My second sore spot was my succulent on the succulent shelf.  I have had this plant for over four years now, and it just keeps hanging on to dear life.  I have completely neglected this plant, never repotted it, hardly ever water it, and when I do the water goes straight out, the compost has become so hard it fails to absorb any water now.  I know what I should do to rescue it, but I just don't want to!  Still there it is, a monster of a plant staring at me in defiance everyday.

succulent


Yesterday I decided I had to do something about this plant.  I took a closer look at it, and I saw that all its stems and leaves had sprouted roots.  Now I know where it was getting its water from.  The stems' roots that touched the wood collected the water that came out of the pot, ingenious.  I had noticed these roots before, but now it was like a small jungle, a mini ecosystem hidden among the leaves.

succulent roots



I was curious to see what was going on in the pot, so I lifted it as gently as I could.  I was not able to hold all the stems in my arms it was so big.  I spread it out on the floor, and I could see the main stems jutting out of the pot.  I am not sure if this is the way this plant is supposed to grow, but it looked almost deformed.  All the stems took the shape of an 'S' as they hung out of the pot, and rested on the shelf.  The middle of the pot was almost completely void of any leaves, just a few stems looking haggard, and half dead.  

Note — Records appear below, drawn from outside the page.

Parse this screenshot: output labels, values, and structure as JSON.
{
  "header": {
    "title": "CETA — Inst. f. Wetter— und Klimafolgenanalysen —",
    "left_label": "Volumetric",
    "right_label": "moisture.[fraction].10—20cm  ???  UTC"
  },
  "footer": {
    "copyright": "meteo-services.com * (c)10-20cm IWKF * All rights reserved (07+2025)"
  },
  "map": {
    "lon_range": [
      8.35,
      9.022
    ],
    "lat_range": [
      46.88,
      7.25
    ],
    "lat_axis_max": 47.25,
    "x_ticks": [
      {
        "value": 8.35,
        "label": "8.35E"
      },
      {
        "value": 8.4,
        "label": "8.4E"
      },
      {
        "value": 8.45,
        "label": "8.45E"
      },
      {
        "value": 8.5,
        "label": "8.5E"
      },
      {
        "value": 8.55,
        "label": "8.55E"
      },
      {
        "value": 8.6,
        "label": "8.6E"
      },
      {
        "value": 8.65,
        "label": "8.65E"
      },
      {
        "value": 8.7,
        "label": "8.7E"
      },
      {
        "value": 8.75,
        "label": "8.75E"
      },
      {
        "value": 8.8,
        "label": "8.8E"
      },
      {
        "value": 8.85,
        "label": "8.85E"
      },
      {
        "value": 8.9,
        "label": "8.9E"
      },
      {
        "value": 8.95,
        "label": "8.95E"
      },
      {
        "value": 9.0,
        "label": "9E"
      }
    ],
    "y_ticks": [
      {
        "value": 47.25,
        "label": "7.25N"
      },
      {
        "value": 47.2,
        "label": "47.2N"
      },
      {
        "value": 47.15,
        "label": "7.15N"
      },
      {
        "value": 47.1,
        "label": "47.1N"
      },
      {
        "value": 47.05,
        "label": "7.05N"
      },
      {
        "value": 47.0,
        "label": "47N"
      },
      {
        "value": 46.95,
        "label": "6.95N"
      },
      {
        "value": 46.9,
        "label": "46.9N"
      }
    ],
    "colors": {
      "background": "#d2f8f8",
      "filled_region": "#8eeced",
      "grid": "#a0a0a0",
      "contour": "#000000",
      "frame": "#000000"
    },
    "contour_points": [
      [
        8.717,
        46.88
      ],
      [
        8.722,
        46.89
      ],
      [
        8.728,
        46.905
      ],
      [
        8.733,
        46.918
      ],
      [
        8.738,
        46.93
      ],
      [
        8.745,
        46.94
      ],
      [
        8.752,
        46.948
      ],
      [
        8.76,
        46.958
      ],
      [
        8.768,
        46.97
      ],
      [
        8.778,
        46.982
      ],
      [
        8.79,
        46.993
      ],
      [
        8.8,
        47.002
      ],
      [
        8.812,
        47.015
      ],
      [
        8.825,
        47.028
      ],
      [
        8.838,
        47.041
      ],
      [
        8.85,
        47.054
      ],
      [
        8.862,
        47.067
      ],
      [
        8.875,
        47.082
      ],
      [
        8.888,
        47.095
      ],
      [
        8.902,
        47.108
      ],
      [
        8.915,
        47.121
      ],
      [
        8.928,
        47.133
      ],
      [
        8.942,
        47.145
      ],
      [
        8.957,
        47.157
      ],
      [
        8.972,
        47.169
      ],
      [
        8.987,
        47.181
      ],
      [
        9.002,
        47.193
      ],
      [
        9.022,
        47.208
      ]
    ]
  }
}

succulent


So what now?  As I stared at it many thoughts came to my mind.  Give it away to someone with a bigger garden?  Cut it up  in smaller plants and give them away? Throw it away?!  (Yes that thought did cross my mind I'm ashamed to say).  I pondered for quite a while, and I even asked my gardener friends on my gardening group on facebook.  Then it hit me, ideally this plant would go into the ground as someone suggested.  I don't have any ground, but I do have a rather big pot!  I was sure it would fit nicely in it, and it could be a contender for my roof garden.

Today, after more than four years, my succulent has a new home.  The soil crumbled in my hand as I gently lifted out of the pot, and carefully placed it in the new soil.  It was no easy task.  The stems were bent in such as way that I could not get them to stay.  


succulent



succulent


I gave the plant a much needed shower, and soaked it through.  I am hoping now that the roots will take to the soil.  If it does and this plant continues to grow it's going to be huge.  I might take cuttings and place them in the soil where there are empty patches. That could wreak havoc, but I am now confident this plant will endure the tightest of living quarters, and the harshest environment.  It could very well be my super plant!! :)

Read More...